In our first meeting with the project teams, Mark and I talked about the several stages of opening up and focussing down that we anticipated they would experience and how this would impact on their development. I have realised however that we missed out a vital stage – the week when everything goes a little bit pear shaped.

The last week in Books & Print land has been marred by failing brakes, confidence crises, injured backs and, for me personally, quite a lot of vomit. Despite our enthusiasm for sharing problems in Sandbox some tales are not ours to tell and medical details would probably be over sharing anyway. Out of respect for the privacy of the ill-fated participants (and the aforementioned vomit) therefore, this will be quite a short post. The truth is probably that where things aren't going wrong everyone is so busy that I am not hearing much about it and I am sure that they will emerge with tales of glory soon.

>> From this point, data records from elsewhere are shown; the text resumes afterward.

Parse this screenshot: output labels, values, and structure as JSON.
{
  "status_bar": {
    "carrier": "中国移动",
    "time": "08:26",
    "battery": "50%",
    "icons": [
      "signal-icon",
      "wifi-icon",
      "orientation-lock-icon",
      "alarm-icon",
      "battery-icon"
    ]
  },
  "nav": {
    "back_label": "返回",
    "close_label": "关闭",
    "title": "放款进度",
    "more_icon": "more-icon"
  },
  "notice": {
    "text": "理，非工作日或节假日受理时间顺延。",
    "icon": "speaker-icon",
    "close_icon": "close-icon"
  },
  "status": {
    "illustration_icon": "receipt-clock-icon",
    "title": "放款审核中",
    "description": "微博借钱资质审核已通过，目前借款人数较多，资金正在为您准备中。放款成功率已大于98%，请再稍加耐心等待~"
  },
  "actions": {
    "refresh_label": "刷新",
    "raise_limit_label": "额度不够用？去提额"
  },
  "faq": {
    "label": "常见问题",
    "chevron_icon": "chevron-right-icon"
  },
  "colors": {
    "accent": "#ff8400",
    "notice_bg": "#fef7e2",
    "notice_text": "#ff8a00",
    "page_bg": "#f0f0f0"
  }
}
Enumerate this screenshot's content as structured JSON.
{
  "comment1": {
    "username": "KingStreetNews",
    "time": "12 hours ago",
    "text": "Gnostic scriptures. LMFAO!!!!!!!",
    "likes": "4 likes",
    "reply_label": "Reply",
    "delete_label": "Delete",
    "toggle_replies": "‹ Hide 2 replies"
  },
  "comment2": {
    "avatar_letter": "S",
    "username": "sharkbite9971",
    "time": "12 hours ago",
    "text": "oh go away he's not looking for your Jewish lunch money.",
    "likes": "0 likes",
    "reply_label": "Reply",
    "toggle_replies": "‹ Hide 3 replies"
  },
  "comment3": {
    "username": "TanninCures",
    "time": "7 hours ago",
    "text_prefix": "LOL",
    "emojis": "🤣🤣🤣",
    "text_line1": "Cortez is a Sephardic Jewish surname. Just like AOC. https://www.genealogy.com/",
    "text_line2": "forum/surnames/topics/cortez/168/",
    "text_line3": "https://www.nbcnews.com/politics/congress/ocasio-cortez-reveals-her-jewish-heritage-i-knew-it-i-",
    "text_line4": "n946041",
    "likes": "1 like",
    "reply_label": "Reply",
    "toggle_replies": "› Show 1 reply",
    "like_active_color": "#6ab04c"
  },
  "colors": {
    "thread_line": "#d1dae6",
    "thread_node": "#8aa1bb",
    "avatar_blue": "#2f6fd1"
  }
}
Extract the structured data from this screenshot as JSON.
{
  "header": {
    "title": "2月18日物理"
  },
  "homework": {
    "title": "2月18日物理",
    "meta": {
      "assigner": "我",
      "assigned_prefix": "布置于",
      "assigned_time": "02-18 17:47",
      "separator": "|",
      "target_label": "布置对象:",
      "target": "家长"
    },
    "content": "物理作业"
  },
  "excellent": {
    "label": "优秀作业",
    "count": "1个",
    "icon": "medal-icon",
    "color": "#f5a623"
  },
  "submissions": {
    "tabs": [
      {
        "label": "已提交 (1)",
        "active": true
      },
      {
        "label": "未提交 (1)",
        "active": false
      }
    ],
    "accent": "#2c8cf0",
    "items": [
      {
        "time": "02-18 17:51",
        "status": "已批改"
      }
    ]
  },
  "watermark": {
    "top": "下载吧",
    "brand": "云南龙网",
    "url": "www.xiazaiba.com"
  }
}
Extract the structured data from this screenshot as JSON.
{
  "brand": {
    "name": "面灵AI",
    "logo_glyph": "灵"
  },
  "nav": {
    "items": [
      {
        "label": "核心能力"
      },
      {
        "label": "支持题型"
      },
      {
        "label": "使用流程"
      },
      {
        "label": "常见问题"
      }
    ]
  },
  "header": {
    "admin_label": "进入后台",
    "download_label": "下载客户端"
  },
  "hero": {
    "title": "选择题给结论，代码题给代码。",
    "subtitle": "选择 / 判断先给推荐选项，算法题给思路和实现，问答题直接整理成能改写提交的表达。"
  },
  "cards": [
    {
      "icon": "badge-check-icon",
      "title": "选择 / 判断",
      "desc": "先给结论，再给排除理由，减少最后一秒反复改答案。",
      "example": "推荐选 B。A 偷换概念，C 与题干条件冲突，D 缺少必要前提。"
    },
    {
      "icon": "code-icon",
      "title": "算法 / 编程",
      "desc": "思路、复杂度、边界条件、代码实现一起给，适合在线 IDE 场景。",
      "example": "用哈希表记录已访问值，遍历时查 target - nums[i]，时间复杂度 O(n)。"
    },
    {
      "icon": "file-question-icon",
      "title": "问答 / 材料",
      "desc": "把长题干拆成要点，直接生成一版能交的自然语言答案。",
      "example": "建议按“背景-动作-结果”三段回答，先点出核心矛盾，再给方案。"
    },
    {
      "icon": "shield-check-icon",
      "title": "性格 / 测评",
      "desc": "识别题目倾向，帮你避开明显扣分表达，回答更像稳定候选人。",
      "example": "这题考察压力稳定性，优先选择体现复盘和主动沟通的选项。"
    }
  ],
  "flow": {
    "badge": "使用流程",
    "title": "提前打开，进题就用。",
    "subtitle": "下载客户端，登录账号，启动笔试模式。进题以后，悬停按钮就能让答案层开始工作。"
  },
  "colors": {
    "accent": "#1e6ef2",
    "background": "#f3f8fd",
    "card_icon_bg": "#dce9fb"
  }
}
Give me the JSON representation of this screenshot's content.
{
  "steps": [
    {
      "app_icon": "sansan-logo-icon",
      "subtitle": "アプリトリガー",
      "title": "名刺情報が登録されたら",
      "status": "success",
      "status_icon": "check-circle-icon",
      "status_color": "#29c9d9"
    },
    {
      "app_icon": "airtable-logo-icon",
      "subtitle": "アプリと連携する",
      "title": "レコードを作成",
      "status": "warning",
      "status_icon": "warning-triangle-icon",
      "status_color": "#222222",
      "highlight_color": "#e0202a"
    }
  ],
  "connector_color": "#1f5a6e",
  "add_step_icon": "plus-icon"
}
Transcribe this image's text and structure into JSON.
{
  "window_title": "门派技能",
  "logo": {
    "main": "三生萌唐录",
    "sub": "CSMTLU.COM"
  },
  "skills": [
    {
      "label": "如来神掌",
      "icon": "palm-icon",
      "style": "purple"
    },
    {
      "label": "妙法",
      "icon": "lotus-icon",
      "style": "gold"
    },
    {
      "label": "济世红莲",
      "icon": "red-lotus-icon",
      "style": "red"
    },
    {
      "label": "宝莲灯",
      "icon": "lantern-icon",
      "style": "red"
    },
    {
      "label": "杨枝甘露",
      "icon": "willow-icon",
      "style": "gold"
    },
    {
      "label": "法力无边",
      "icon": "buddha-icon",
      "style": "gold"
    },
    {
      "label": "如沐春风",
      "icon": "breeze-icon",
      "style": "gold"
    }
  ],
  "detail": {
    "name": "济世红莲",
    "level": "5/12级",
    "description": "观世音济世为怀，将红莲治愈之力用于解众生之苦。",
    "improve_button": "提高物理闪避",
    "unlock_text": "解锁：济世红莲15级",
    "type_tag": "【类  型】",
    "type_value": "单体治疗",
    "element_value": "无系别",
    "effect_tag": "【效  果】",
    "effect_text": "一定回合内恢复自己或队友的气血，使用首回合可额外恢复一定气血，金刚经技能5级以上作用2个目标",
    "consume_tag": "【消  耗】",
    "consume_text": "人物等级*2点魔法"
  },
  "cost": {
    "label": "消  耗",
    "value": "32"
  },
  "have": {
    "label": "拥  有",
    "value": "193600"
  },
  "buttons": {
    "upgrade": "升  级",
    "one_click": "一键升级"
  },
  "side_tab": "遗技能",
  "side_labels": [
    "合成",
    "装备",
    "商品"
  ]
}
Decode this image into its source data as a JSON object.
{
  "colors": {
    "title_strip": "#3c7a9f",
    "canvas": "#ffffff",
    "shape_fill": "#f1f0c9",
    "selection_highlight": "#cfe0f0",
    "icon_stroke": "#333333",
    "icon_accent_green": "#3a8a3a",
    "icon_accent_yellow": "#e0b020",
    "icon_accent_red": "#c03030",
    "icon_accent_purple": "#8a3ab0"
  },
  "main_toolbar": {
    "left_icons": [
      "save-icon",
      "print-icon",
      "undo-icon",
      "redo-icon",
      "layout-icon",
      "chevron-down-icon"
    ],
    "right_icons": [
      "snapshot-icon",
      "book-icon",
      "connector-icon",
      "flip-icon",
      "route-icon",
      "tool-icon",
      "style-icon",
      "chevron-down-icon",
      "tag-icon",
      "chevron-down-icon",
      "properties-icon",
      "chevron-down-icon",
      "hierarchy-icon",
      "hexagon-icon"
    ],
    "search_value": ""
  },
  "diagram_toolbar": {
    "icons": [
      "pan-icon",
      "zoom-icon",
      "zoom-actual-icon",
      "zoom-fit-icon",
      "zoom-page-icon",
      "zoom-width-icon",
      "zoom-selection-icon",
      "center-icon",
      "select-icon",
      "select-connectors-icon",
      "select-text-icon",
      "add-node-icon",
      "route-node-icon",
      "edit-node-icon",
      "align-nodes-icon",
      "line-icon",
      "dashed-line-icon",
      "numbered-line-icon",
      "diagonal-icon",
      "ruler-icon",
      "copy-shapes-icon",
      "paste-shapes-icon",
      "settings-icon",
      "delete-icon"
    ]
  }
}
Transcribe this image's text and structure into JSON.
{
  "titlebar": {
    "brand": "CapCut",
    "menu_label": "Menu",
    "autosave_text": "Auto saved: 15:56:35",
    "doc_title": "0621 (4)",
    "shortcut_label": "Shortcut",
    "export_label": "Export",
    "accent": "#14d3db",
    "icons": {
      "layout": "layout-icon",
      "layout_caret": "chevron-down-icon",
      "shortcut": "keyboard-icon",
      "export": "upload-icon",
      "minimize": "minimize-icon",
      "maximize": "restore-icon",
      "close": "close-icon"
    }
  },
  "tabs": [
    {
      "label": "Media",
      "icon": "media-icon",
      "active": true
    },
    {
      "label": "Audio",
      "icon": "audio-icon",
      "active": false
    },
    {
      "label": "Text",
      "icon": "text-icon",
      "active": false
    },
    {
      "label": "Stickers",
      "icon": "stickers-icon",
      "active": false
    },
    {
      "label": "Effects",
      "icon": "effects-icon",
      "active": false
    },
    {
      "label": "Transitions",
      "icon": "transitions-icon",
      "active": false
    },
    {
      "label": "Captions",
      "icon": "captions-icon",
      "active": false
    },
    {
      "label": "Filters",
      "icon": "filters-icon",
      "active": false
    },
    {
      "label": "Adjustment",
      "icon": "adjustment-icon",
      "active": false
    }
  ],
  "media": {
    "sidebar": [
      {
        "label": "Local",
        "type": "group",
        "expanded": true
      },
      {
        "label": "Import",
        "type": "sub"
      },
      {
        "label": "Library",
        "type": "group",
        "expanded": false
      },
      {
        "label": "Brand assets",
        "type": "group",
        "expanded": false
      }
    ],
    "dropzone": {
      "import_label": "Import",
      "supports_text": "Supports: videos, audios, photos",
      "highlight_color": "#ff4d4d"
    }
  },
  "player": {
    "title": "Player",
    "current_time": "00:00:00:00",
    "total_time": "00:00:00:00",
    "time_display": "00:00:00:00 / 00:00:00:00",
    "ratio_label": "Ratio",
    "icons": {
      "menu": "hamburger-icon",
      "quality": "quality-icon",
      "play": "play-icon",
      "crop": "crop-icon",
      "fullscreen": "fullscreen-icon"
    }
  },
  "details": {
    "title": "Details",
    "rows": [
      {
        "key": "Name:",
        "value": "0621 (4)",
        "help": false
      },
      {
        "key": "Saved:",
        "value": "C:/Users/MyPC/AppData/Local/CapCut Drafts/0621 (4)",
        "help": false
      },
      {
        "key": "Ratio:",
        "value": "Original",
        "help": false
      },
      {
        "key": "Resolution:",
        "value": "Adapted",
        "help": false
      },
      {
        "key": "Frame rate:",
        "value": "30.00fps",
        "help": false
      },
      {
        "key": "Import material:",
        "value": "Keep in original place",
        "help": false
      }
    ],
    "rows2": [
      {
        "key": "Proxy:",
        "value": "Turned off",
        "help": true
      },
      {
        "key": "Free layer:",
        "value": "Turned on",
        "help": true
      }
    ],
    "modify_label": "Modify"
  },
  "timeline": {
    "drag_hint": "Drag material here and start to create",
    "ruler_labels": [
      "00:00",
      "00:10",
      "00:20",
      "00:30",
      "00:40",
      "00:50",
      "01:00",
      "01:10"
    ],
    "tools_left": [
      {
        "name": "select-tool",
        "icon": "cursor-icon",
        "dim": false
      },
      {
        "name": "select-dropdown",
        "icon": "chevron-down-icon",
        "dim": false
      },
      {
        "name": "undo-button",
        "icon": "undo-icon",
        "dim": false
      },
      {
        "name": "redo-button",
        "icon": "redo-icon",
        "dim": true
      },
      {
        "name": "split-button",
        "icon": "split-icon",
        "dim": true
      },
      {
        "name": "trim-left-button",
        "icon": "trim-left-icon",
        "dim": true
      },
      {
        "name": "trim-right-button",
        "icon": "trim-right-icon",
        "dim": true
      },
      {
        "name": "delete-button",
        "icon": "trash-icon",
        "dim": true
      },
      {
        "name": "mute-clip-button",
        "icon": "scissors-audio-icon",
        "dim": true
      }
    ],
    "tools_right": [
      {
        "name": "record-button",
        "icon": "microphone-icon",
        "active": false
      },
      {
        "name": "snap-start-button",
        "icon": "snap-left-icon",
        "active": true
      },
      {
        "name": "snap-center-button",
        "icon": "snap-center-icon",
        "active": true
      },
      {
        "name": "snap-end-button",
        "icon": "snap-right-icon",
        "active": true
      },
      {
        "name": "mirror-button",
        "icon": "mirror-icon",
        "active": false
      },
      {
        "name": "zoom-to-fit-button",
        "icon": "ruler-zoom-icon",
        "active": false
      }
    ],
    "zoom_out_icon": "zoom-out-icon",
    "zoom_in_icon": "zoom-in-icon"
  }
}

My instinct is that a few of our current run of mishaps are the result of us reaching the point when the ideas have spilled out of the main brains into their ever-growing teams of collaborators, when the projects have burst out of the workplace and into the lives of those involved. This can make tensions run high but it is also brilliant that people care so much: 'I will try and make the Cardiff event' Anthony said when I bumped into him in the Studio last week 'but now we have started building, we can't really stop' while Tom and his wife appear to be planning the birth of their baby around the project schedule. Charlie posted a charming example of this personal approach last week, comparing her family snaps to those of Mary Curzon's and speaking with real affection about their subject (Nicola certainly has one Curzon convert in the bag).

What is needed in such overwhelming times of course is some good old prioritising. For several days, and under strict instruction, I have been prioritising sleep, but elsewhere teams have been more productive.  It was great to see Laura’s recent post for The Secret Lives of Books, in which she tells of their renewed attention to what kind of design will help people to move freely in their space. As a choreographer, this is her specialism and I am delighted that it has moved up their to do list. The Digitising the Dollar Princess team are moving past the admin struggles of previous weeks and have prioritised perfectly, remembering that the time and money available is best used to explore the key R&D questions rather than to do lots of the same thing (help the team with this by completing their very short survey). This has been their guiding principle for narrowing down the tech spec, design and content.

In a blog post I wrote before the application deadline for Books & Print I said: Make Sandbox count. When you have a clear argument about where the innovation lies, make sure that your R&D will test that thing. If you do that, the space, time and support you get with sandbox will really make a difference. I think that this advice still stands.

So that is it for now: take care on the roads everyone, eat lots of fresh veg, wrap up warm. And prioritise.